== TASK OBJECTIVE ==
What you return must match the material exactly, with every line present.

== PROVIDED INFORMATION ==
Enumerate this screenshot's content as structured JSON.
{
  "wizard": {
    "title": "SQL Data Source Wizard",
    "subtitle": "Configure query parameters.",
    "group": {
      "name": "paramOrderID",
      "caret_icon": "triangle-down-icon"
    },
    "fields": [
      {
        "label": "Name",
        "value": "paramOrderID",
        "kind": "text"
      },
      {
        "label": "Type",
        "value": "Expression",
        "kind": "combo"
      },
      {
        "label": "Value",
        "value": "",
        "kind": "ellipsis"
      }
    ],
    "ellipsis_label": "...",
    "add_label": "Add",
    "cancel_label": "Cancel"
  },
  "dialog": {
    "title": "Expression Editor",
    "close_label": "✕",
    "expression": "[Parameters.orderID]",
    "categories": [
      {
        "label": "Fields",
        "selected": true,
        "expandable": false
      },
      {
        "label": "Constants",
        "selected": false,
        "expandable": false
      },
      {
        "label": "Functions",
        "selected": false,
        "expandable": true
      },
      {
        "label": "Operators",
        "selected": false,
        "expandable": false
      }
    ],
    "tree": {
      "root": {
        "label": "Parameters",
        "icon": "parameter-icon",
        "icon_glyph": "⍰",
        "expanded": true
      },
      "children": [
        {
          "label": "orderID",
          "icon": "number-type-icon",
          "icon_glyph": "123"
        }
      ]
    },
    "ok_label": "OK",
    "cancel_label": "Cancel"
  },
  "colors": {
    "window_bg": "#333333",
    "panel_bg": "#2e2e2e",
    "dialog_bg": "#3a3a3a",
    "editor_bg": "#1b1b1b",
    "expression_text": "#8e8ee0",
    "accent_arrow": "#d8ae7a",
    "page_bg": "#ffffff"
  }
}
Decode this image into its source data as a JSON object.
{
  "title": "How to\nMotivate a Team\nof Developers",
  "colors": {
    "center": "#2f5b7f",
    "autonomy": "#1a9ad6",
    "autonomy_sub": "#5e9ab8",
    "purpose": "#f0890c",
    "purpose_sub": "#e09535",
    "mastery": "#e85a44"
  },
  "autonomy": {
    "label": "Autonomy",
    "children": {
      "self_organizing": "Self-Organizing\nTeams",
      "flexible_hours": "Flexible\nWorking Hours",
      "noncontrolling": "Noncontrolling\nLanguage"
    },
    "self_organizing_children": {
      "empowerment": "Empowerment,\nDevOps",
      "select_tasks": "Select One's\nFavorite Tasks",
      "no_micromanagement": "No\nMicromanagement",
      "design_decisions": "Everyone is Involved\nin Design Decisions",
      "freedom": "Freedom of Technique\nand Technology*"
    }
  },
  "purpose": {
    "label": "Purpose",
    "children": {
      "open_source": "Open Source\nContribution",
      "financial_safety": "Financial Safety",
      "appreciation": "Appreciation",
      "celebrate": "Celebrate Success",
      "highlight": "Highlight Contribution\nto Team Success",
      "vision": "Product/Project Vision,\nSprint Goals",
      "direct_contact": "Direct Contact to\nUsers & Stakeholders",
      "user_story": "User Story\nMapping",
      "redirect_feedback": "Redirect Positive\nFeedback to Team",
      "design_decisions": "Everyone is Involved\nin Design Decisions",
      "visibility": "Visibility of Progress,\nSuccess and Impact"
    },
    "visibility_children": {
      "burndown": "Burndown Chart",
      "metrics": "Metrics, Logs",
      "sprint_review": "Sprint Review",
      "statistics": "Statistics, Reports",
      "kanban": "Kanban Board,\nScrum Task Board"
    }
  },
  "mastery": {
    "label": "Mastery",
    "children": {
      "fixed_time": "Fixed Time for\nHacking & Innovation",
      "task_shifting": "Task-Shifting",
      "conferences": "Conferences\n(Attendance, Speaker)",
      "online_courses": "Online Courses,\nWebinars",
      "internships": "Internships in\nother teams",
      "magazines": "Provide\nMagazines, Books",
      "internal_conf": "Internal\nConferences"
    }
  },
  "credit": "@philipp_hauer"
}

== RESPONSE AREA ==
Enumerate this screenshot's content as structured JSON.
{
  "wizard": {
    "title": "SQL Data Source Wizard",
    "subtitle": "Configure query parameters.",
    "group": {
      "name": "paramOrderID",
      "caret_icon": "triangle-down-icon"
    },
    "fields": [
      {
        "label": "Name",
        "value": "paramOrderID",
        "kind": "text"
      },
      {
        "label": "Type",
        "value": "Expression",
        "kind": "combo"
      },
      {
        "label": "Value",
        "value": "",
        "kind": "ellipsis"
      }
    ],
    "ellipsis_label": "...",
    "add_label": "Add",
    "cancel_label": "Cancel"
  },
  "dialog": {
    "title": "Expression Editor",
    "close_label": "✕",
    "expression": "[Parameters.orderID]",
    "categories": [
      {
        "label": "Fields",
        "selected": true,
        "expandable": false
      },
      {
        "label": "Constants",
        "selected": false,
        "expandable": false
      },
      {
        "label": "Functions",
        "selected": false,
        "expandable": true
      },
      {
        "label": "Operators",
        "selected": false,
        "expandable": false
      }
    ],
    "tree": {
      "root": {
        "label": "Parameters",
        "icon": "parameter-icon",
        "icon_glyph": "⍰",
        "expanded": true
      },
      "children": [
        {
          "label": "orderID",
          "icon": "number-type-icon",
          "icon_glyph": "123"
        }
      ]
    },
    "ok_label": "OK",
    "cancel_label": "Cancel"
  },
  "colors": {
    "window_bg": "#333333",
    "panel_bg": "#2e2e2e",
    "dialog_bg": "#3a3a3a",
    "editor_bg": "#1b1b1b",
    "expression_text": "#8e8ee0",
    "accent_arrow": "#d8ae7a",
    "page_bg": "#ffffff"
  }
}
Decode this image into its source data as a JSON object.
{
  "title": "How to\nMotivate a Team\nof Developers",
  "colors": {
    "center": "#2f5b7f",
    "autonomy": "#1a9ad6",
    "autonomy_sub": "#5e9ab8",
    "purpose": "#f0890c",
    "purpose_sub": "#e09535",
    "mastery": "#e85a44"
  },
  "autonomy": {
    "label": "Autonomy",
    "children": {
      "self_organizing": "Self-Organizing\nTeams",
      "flexible_hours": "Flexible\nWorking Hours",
      "noncontrolling": "Noncontrolling\nLanguage"
    },
    "self_organizing_children": {
      "empowerment": "Empowerment,\nDevOps",
      "select_tasks": "Select One's\nFavorite Tasks",
      "no_micromanagement": "No\nMicromanagement",
      "design_decisions": "Everyone is Involved\nin Design Decisions",
      "freedom": "Freedom of Technique\nand Technology*"
    }
  },
  "purpose": {
    "label": "Purpose",
    "children": {
      "open_source": "Open Source\nContribution",
      "financial_safety": "Financial Safety",
      "appreciation": "Appreciation",
      "celebrate": "Celebrate Success",
      "highlight": "Highlight Contribution\nto Team Success",
      "vision": "Product/Project Vision,\nSprint Goals",
      "direct_contact": "Direct Contact to\nUsers & Stakeholders",
      "user_story": "User Story\nMapping",
      "redirect_feedback": "Redirect Positive\nFeedback to Team",
      "design_decisions": "Everyone is Involved\nin Design Decisions",
      "visibility": "Visibility of Progress,\nSuccess and Impact"
    },
    "visibility_children": {
      "burndown": "Burndown Chart",
      "metrics": "Metrics, Logs",
      "sprint_review": "Sprint Review",
      "statistics": "Statistics, Reports",
      "kanban": "Kanban Board,\nScrum Task Board"
    }
  },
  "mastery": {
    "label": "Mastery",
    "children": {
      "fixed_time": "Fixed Time for\nHacking & Innovation",
      "task_shifting": "Task-Shifting",
      "conferences": "Conferences\n(Attendance, Speaker)",
      "online_courses": "Online Courses,\nWebinars",
      "internships": "Internships in\nother teams",
      "magazines": "Provide\nMagazines, Books",
      "internal_conf": "Internal\nConferences"
    }
  },
  "credit": "@philipp_hauer"
}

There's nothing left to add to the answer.